If anyone is interested, this question is prompted by the recent NBA Lottery results. In the past 20 years, the team with the worst record in the NBA has won the lottery exactly 3 times. The team with the worst record every year has a 25% chance of winning the number one overall pick.

Of course, many people will talk about how the lottery is rigged and cite this statistic as an example of why. However, it doesn't seem like this is a statistically significant deviation from the expected value of 5 wins.

Does anyone know which test I should use to find out whether the worst record team winning the overall pick only 3 or fewer times in the past 20 years is statistically significantly unlikely?

Mostly interested in the process here, since I should be familiar with this.

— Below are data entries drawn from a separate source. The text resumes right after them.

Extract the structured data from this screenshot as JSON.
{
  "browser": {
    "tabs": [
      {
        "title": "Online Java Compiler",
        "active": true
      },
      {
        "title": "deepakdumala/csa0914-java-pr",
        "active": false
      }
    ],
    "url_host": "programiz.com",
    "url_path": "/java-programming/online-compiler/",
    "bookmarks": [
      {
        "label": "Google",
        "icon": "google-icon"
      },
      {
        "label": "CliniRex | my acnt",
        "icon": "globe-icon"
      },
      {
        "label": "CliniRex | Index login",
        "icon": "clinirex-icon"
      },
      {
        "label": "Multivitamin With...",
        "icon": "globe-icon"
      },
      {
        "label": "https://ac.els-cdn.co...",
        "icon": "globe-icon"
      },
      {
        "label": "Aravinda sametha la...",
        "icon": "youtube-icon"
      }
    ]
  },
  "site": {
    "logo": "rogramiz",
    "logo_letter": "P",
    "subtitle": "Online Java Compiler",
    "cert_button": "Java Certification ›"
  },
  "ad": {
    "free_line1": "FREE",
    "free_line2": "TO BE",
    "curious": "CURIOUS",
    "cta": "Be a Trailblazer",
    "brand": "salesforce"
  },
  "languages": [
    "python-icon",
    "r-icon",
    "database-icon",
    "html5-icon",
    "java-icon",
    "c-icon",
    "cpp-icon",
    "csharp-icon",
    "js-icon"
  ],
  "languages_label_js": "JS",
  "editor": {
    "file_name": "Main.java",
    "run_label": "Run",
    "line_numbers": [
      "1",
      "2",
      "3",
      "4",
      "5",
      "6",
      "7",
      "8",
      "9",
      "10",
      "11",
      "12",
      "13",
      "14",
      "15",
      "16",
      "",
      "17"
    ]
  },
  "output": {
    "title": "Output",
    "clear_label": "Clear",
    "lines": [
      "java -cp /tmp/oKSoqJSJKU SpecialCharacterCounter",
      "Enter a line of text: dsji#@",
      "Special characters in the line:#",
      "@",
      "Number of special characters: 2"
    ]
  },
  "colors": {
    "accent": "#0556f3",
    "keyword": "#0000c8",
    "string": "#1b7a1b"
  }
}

My first instinct tells me to use the binomial probability function and thus, $\sum_{x=0}^3 {n \choose x} (.25)^3 (.75)^{(20-x)}$, which yields around 22.5%, which is greater than an $\alpha$ of say, 0.05, so this isn't statistically significant.

However, I feel like there is a better way to do this involving the expected value of 5. Does anyone have a clue on what I'm looking for here?

Your intuition is spot on. What you calculated with $$\sum_{x = 0}^3 { 20 \choose x } (0.25)^x (1-0.25)^{20-x} = 22.5 \%$$ is just the probability of this strange event or more extreme occurring given the null hypothesis that the probability of getting the first overall pick is equal to $0.25$ for the worst team. This is by definition the p-value for this likelihood (Binomial), hypothesis (probability being $0.25$), and data ($3$ in $20$) for the one-sided extreme or half the p-value for the two-sided extreme (i.e., a p-value of $45 \%$!)
This is the exact p-value, and not the approximation that the Normal approximation to the Binomial would give you (and the approximation would be poor with a low sample size and $5$ so close to $0$). Although that approach might give you nice interpretability about how far $3$ is from the expected value of $5$ in a statistical sense.